**AIM OF THE TASK**
From top to bottom, print the listing word for word and skip any pictures it contains.

**MATERIAL FOR THIS EXERCISE**
——

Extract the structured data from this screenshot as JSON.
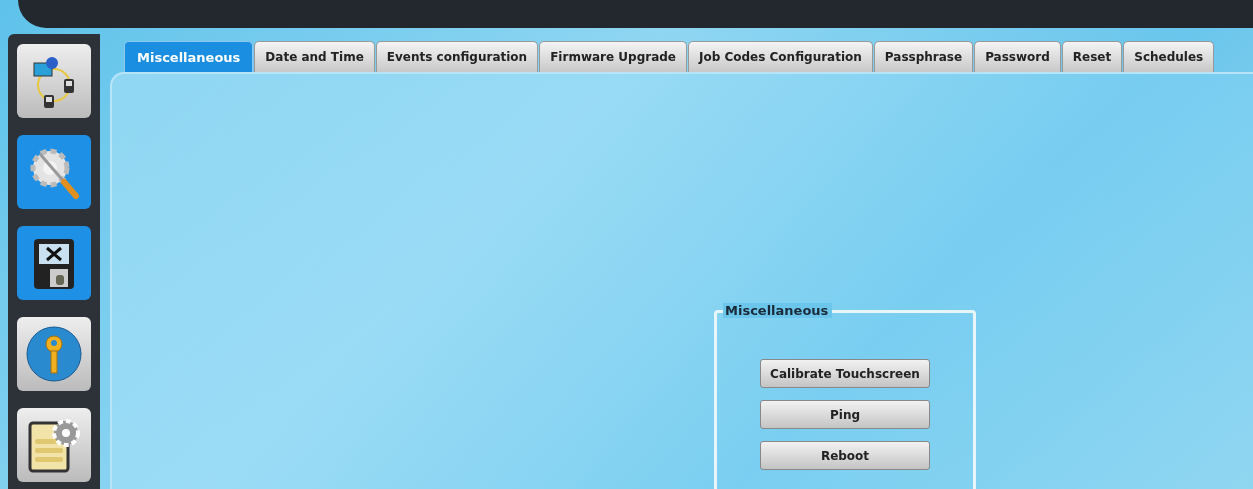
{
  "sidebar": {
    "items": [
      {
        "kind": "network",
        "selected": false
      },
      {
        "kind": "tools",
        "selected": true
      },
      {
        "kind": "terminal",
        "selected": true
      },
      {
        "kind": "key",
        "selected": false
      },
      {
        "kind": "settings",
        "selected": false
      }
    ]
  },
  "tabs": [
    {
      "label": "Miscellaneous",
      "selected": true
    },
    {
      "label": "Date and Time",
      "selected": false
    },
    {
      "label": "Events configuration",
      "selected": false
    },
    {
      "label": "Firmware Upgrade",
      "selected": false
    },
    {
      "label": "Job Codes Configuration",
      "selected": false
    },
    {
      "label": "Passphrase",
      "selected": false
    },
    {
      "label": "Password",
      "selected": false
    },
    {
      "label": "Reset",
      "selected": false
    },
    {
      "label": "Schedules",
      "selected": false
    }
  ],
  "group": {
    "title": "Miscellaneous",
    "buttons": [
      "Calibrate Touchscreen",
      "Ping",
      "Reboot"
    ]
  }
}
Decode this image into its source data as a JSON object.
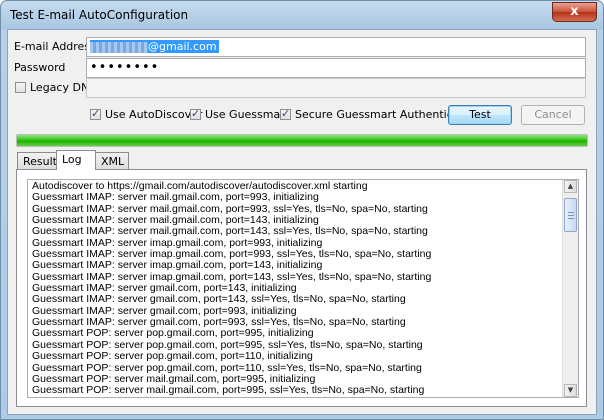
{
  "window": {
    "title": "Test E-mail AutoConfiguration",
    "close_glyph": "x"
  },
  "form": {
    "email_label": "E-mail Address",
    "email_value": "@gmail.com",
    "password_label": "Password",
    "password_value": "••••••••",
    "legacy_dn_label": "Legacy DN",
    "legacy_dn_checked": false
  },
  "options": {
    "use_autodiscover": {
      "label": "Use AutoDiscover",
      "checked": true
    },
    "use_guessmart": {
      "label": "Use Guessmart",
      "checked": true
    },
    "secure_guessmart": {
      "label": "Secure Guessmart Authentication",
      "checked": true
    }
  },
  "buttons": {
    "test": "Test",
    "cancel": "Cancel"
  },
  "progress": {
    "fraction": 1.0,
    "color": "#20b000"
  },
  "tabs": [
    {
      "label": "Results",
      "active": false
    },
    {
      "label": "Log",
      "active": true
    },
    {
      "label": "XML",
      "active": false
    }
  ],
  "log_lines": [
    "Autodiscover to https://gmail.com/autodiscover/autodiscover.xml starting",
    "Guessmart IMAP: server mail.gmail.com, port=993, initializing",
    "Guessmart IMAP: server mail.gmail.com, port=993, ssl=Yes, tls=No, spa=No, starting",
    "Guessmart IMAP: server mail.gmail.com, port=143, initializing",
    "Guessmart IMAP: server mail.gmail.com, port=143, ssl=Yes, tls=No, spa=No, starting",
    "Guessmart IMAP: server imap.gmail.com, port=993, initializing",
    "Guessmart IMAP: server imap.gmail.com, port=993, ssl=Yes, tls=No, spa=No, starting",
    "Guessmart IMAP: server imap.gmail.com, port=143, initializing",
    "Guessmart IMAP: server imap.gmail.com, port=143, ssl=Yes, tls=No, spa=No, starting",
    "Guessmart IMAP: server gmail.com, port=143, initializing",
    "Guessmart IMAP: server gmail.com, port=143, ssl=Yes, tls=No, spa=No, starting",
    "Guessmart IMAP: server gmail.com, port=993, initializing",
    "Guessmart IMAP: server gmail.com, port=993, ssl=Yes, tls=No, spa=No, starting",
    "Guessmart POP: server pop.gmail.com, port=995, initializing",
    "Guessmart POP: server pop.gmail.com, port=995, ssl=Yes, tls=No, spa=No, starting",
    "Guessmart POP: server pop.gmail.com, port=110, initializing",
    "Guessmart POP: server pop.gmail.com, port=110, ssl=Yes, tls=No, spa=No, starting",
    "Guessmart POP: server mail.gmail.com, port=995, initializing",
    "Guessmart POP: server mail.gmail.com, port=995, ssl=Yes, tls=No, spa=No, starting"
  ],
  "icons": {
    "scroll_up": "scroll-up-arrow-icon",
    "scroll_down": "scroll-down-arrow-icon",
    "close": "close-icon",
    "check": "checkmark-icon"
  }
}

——

**SOLUTION FOR THIS EXERCISE**
Extract the structured data from this screenshot as JSON.
{
  "sidebar": {
    "items": [
      {
        "kind": "network",
        "selected": false
      },
      {
        "kind": "tools",
        "selected": true
      },
      {
        "kind": "terminal",
        "selected": true
      },
      {
        "kind": "key",
        "selected": false
      },
      {
        "kind": "settings",
        "selected": false
      }
    ]
  },
  "tabs": [
    {
      "label": "Miscellaneous",
      "selected": true
    },
    {
      "label": "Date and Time",
      "selected": false
    },
    {
      "label": "Events configuration",
      "selected": false
    },
    {
      "label": "Firmware Upgrade",
      "selected": false
    },
    {
      "label": "Job Codes Configuration",
      "selected": false
    },
    {
      "label": "Passphrase",
      "selected": false
    },
    {
      "label": "Password",
      "selected": false
    },
    {
      "label": "Reset",
      "selected": false
    },
    {
      "label": "Schedules",
      "selected": false
    }
  ],
  "group": {
    "title": "Miscellaneous",
    "buttons": [
      "Calibrate Touchscreen",
      "Ping",
      "Reboot"
    ]
  }
}
Decode this image into its source data as a JSON object.
{
  "window": {
    "title": "Test E-mail AutoConfiguration",
    "close_glyph": "x"
  },
  "form": {
    "email_label": "E-mail Address",
    "email_value": "@gmail.com",
    "password_label": "Password",
    "password_value": "••••••••",
    "legacy_dn_label": "Legacy DN",
    "legacy_dn_checked": false
  },
  "options": {
    "use_autodiscover": {
      "label": "Use AutoDiscover",
      "checked": true
    },
    "use_guessmart": {
      "label": "Use Guessmart",
      "checked": true
    },
    "secure_guessmart": {
      "label": "Secure Guessmart Authentication",
      "checked": true
    }
  },
  "buttons": {
    "test": "Test",
    "cancel": "Cancel"
  },
  "progress": {
    "fraction": 1.0,
    "color": "#20b000"
  },
  "tabs": [
    {
      "label": "Results",
      "active": false
    },
    {
      "label": "Log",
      "active": true
    },
    {
      "label": "XML",
      "active": false
    }
  ],
  "log_lines": [
    "Autodiscover to https://gmail.com/autodiscover/autodiscover.xml starting",
    "Guessmart IMAP: server mail.gmail.com, port=993, initializing",
    "Guessmart IMAP: server mail.gmail.com, port=993, ssl=Yes, tls=No, spa=No, starting",
    "Guessmart IMAP: server mail.gmail.com, port=143, initializing",
    "Guessmart IMAP: server mail.gmail.com, port=143, ssl=Yes, tls=No, spa=No, starting",
    "Guessmart IMAP: server imap.gmail.com, port=993, initializing",
    "Guessmart IMAP: server imap.gmail.com, port=993, ssl=Yes, tls=No, spa=No, starting",
    "Guessmart IMAP: server imap.gmail.com, port=143, initializing",
    "Guessmart IMAP: server imap.gmail.com, port=143, ssl=Yes, tls=No, spa=No, starting",
    "Guessmart IMAP: server gmail.com, port=143, initializing",
    "Guessmart IMAP: server gmail.com, port=143, ssl=Yes, tls=No, spa=No, starting",
    "Guessmart IMAP: server gmail.com, port=993, initializing",
    "Guessmart IMAP: server gmail.com, port=993, ssl=Yes, tls=No, spa=No, starting",
    "Guessmart POP: server pop.gmail.com, port=995, initializing",
    "Guessmart POP: server pop.gmail.com, port=995, ssl=Yes, tls=No, spa=No, starting",
    "Guessmart POP: server pop.gmail.com, port=110, initializing",
    "Guessmart POP: server pop.gmail.com, port=110, ssl=Yes, tls=No, spa=No, starting",
    "Guessmart POP: server mail.gmail.com, port=995, initializing",
    "Guessmart POP: server mail.gmail.com, port=995, ssl=Yes, tls=No, spa=No, starting"
  ],
  "icons": {
    "scroll_up": "scroll-up-arrow-icon",
    "scroll_down": "scroll-down-arrow-icon",
    "close": "close-icon",
    "check": "checkmark-icon"
  }
}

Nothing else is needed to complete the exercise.